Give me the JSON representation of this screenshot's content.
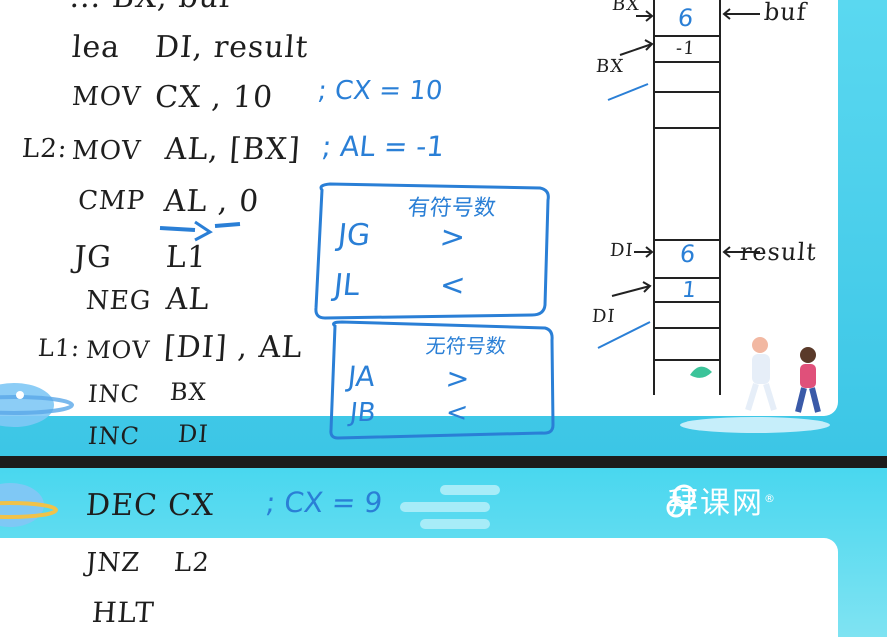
{
  "code": {
    "line0": "... BX, buf",
    "lea_op": "lea",
    "lea_args": "DI, result",
    "mov1_op": "MOV",
    "mov1_args": "CX , 10",
    "mov1_comment": "; CX = 10",
    "l2_label": "L2:",
    "l2_op": "MOV",
    "l2_args": "AL, [BX]",
    "l2_comment": "; AL = -1",
    "cmp_op": "CMP",
    "cmp_args": "AL , 0",
    "jg_op": "JG",
    "jg_args": "L1",
    "neg_op": "NEG",
    "neg_args": "AL",
    "l1_label": "L1:",
    "l1_op": "MOV",
    "l1_args": "[DI] , AL",
    "inc1_op": "INC",
    "inc1_args": "BX",
    "inc2_op": "INC",
    "inc2_args": "DI",
    "dec_op": "DEC",
    "dec_args": "CX",
    "dec_comment": "; CX = 9",
    "jnz_op": "JNZ",
    "jnz_args": "L2",
    "hlt_op": "HLT"
  },
  "signed_box": {
    "title": "有符号数",
    "row1_instr": "JG",
    "row1_sym": ">",
    "row2_instr": "JL",
    "row2_sym": "<"
  },
  "unsigned_box": {
    "title": "无符号数",
    "row1_instr": "JA",
    "row1_sym": ">",
    "row2_instr": "JB",
    "row2_sym": "<"
  },
  "memory": {
    "bx_top": "BX",
    "bx_mid": "BX",
    "buf_label": "buf",
    "buf_val0": "6",
    "buf_val1": "-1",
    "di_top": "DI",
    "di_mid": "DI",
    "result_label": "result",
    "res_val0": "6",
    "res_val1": "1"
  },
  "brand": {
    "name": "拜课网",
    "mark": "®"
  },
  "colors": {
    "ink": "#1e1e1e",
    "pen_blue": "#2a7fd6",
    "frame": "#4fd0ea"
  }
}
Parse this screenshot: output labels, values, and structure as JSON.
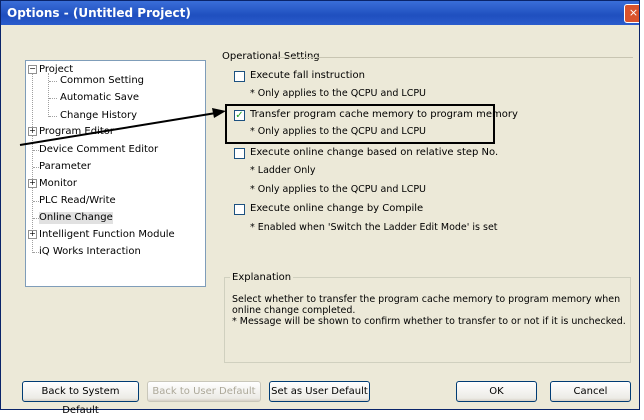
{
  "window": {
    "title": "Options - (Untitled Project)",
    "close_glyph": "×"
  },
  "tree": {
    "items": [
      {
        "label": "Project",
        "expander": "−"
      },
      {
        "label": "Common Setting"
      },
      {
        "label": "Automatic Save"
      },
      {
        "label": "Change History"
      },
      {
        "label": "Program Editor",
        "expander": "+"
      },
      {
        "label": "Device Comment Editor"
      },
      {
        "label": "Parameter"
      },
      {
        "label": "Monitor",
        "expander": "+"
      },
      {
        "label": "PLC Read/Write"
      },
      {
        "label": "Online Change",
        "selected": true
      },
      {
        "label": "Intelligent Function Module",
        "expander": "+"
      },
      {
        "label": "iQ Works Interaction"
      }
    ]
  },
  "settings": {
    "group_label": "Operational Setting",
    "options": [
      {
        "label": "Execute fall instruction",
        "checked": false,
        "notes": [
          "* Only applies to the QCPU and LCPU"
        ]
      },
      {
        "label": "Transfer program cache memory to program memory",
        "checked": true,
        "notes": [
          "* Only applies to the QCPU and LCPU"
        ]
      },
      {
        "label": "Execute online change based on relative step No.",
        "checked": false,
        "notes": [
          "* Ladder Only",
          "* Only applies to the QCPU and LCPU"
        ]
      },
      {
        "label": "Execute online change by Compile",
        "checked": false,
        "notes": [
          "* Enabled when 'Switch the Ladder Edit Mode' is set"
        ]
      }
    ]
  },
  "explanation": {
    "title": "Explanation",
    "line1": "Select whether to transfer the program cache memory to program memory when",
    "line2": "online change completed.",
    "line3": "* Message will be shown to confirm whether to transfer to or not if it is unchecked."
  },
  "buttons": {
    "back_system": "Back to System Default",
    "back_user": "Back to User Default",
    "set_user": "Set as User Default",
    "ok": "OK",
    "cancel": "Cancel"
  },
  "colors": {
    "titlebar": "#2a5ccc",
    "dialog_bg": "#ece9d8",
    "check_mark": "#21a121"
  }
}
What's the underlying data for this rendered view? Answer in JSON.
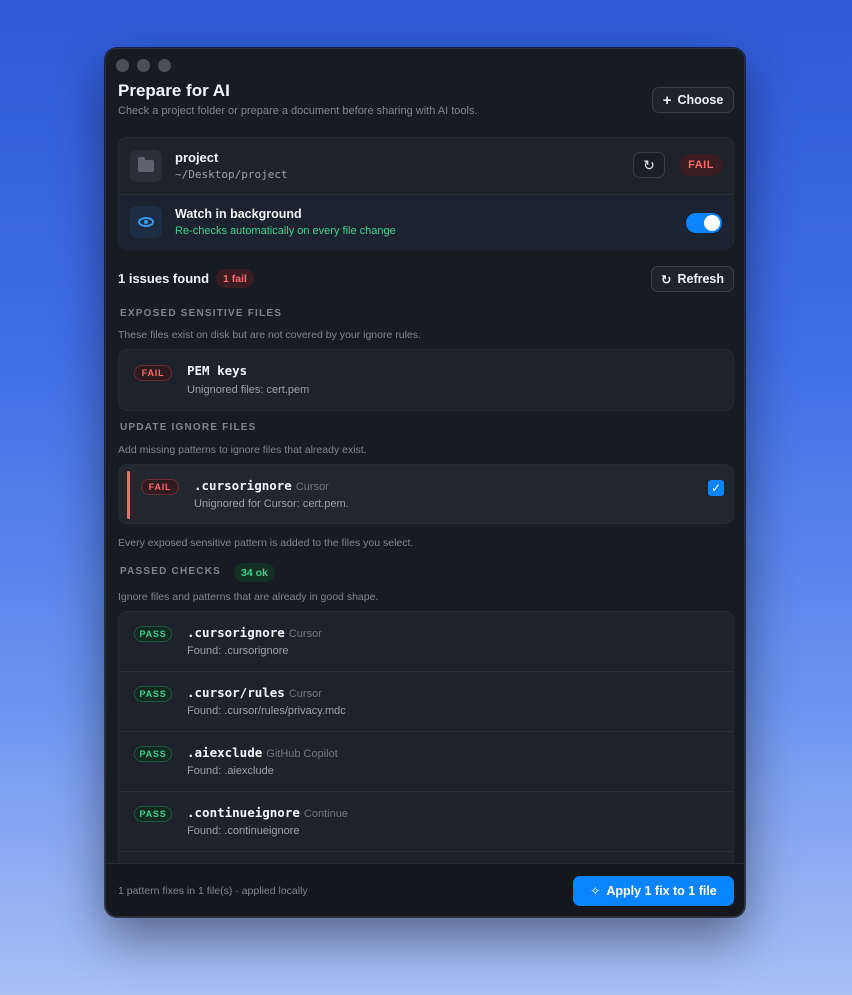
{
  "window": {
    "title": "Prepare for AI",
    "subtitle": "Check a project folder or prepare a document before sharing with AI tools.",
    "choose_label": "Choose"
  },
  "project": {
    "name": "project",
    "path": "~/Desktop/project",
    "status": "FAIL"
  },
  "watch": {
    "title": "Watch in background",
    "subtitle": "Re-checks automatically on every file change",
    "enabled": true
  },
  "issues": {
    "title": "1 issues found",
    "fail_count": "1 fail",
    "refresh_label": "Refresh"
  },
  "sections": {
    "exposed": {
      "heading": "EXPOSED SENSITIVE FILES",
      "desc": "These files exist on disk but are not covered by your ignore rules.",
      "items": [
        {
          "tag": "FAIL",
          "name": "PEM keys",
          "detail": "Unignored files: cert.pem"
        }
      ]
    },
    "update": {
      "heading": "UPDATE IGNORE FILES",
      "desc": "Add missing patterns to ignore files that already exist.",
      "items": [
        {
          "tag": "FAIL",
          "name": ".cursorignore",
          "tool": "Cursor",
          "detail": "Unignored for Cursor: cert.pem.",
          "checked": true
        }
      ],
      "footnote": "Every exposed sensitive pattern is added to the files you select."
    },
    "passed": {
      "heading": "PASSED CHECKS",
      "count": "34 ok",
      "desc": "Ignore files and patterns that are already in good shape.",
      "items": [
        {
          "tag": "PASS",
          "name": ".cursorignore",
          "tool": "Cursor",
          "detail": "Found: .cursorignore"
        },
        {
          "tag": "PASS",
          "name": ".cursor/rules",
          "tool": "Cursor",
          "detail": "Found: .cursor/rules/privacy.mdc"
        },
        {
          "tag": "PASS",
          "name": ".aiexclude",
          "tool": "GitHub Copilot",
          "detail": "Found: .aiexclude"
        },
        {
          "tag": "PASS",
          "name": ".continueignore",
          "tool": "Continue",
          "detail": "Found: .continueignore"
        }
      ]
    }
  },
  "footer": {
    "summary": "1 pattern fixes in 1 file(s) · applied locally",
    "apply_label": "Apply 1 fix to 1 file"
  },
  "colors": {
    "accent": "#0a84ff",
    "fail": "#ff6b6b",
    "pass": "#3fcf8e",
    "window_bg": "#171b22"
  }
}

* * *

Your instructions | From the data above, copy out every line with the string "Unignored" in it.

Completed exercise |
          "detail": "Unignored files: cert.pem"
          "detail": "Unignored for Cursor: cert.pem.",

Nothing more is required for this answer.